### PROMPT
Whichever lines include the word "icon", copy them as they appear in the data.

[Recorded data]
>>

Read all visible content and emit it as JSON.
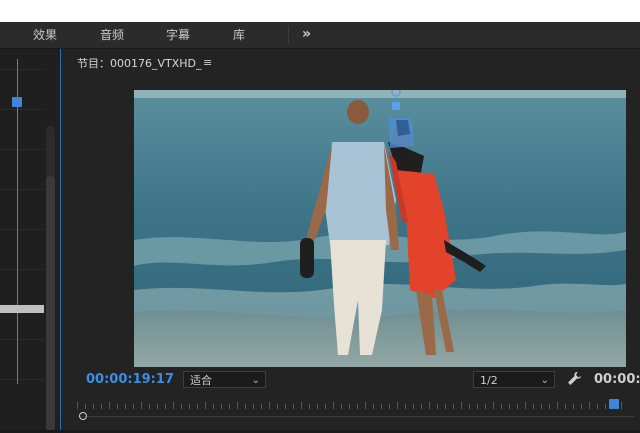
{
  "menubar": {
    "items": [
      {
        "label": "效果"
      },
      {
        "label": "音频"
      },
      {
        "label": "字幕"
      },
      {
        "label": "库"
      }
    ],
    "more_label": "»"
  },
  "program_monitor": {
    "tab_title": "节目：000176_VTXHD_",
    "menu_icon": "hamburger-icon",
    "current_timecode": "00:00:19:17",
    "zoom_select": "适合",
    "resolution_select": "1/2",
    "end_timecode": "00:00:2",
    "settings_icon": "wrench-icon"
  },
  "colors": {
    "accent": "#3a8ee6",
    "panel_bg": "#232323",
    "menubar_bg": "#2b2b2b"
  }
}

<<

### TASK SOLUTION
    "menu_icon": "hamburger-icon",
    "settings_icon": "wrench-icon"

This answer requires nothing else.